EXERCISE DIRECTIONS -> The answer consists of one number: how many lines of the data below include the string "label".

[Website and app data records]
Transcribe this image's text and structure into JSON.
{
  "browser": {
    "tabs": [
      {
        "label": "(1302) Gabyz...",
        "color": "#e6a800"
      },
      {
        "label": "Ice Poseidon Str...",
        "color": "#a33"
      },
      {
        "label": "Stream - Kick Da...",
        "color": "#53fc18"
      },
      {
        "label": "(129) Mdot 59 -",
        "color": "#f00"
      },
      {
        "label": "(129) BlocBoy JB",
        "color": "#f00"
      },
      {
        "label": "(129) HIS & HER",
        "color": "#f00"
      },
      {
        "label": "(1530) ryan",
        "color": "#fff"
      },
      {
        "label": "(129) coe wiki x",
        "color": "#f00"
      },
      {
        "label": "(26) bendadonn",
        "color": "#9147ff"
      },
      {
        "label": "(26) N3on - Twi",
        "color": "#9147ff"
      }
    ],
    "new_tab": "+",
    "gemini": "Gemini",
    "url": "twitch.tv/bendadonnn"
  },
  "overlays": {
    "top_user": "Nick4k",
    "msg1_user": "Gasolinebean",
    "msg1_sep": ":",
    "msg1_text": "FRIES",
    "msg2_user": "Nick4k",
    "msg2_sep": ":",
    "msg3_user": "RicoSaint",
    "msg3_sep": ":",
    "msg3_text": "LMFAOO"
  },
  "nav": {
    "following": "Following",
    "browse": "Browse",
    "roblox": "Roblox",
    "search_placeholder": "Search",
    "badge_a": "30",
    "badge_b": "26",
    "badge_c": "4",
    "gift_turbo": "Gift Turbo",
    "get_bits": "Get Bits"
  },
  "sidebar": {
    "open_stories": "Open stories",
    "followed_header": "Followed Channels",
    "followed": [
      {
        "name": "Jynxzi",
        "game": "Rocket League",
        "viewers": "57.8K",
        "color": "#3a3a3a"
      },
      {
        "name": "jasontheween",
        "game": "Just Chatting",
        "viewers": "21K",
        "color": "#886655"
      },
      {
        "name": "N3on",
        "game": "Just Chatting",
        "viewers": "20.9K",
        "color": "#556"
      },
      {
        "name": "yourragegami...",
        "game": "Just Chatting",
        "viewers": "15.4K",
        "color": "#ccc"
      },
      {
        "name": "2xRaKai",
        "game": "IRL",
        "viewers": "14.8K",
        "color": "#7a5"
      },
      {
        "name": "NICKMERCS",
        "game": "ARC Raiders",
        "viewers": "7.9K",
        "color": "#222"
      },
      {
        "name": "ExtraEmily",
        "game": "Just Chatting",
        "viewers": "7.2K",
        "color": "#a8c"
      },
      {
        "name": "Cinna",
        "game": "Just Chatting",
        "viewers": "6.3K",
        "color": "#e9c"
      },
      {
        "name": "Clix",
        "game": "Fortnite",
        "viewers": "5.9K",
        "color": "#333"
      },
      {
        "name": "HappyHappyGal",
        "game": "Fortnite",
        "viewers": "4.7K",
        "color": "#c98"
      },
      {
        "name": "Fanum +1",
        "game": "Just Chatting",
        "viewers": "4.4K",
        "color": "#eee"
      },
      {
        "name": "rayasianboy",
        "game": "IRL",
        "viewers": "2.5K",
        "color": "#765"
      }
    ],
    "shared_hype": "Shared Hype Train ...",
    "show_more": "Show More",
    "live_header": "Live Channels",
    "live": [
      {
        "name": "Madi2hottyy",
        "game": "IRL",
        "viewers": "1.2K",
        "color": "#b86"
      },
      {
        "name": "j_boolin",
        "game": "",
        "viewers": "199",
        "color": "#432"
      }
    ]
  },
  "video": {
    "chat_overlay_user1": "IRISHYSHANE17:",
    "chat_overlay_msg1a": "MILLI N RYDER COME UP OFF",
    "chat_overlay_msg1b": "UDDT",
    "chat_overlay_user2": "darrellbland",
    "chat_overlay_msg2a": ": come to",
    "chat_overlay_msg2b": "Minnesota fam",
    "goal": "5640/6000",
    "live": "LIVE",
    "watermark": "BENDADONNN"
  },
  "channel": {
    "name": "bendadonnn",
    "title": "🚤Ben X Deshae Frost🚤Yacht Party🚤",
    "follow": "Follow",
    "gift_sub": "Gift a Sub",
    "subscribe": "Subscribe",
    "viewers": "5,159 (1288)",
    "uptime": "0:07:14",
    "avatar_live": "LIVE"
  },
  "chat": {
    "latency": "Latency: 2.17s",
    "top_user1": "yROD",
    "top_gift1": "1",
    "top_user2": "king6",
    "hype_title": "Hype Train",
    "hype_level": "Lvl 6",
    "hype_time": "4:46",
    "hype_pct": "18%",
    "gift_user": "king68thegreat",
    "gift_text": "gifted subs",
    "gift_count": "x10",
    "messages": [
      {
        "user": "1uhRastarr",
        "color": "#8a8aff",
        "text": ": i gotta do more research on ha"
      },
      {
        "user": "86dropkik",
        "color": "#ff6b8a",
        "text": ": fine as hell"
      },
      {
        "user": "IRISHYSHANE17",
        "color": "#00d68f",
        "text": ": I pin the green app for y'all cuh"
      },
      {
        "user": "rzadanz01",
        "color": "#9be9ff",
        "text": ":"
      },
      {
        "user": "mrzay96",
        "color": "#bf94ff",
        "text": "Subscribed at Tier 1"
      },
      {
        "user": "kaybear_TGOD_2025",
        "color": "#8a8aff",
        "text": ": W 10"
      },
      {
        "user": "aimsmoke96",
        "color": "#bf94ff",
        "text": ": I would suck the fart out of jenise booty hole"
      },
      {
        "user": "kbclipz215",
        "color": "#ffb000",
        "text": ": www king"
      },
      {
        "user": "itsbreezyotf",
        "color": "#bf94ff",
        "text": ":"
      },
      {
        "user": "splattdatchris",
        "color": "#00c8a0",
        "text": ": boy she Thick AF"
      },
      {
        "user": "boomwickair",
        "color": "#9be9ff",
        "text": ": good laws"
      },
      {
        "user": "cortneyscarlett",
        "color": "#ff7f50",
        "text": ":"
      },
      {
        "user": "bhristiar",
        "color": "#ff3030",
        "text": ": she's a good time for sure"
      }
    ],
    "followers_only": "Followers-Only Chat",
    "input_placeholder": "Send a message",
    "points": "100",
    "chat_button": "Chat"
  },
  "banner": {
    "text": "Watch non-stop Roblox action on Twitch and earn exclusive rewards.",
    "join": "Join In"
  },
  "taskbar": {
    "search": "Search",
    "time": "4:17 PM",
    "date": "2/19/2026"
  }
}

FINISHED TASK -> 10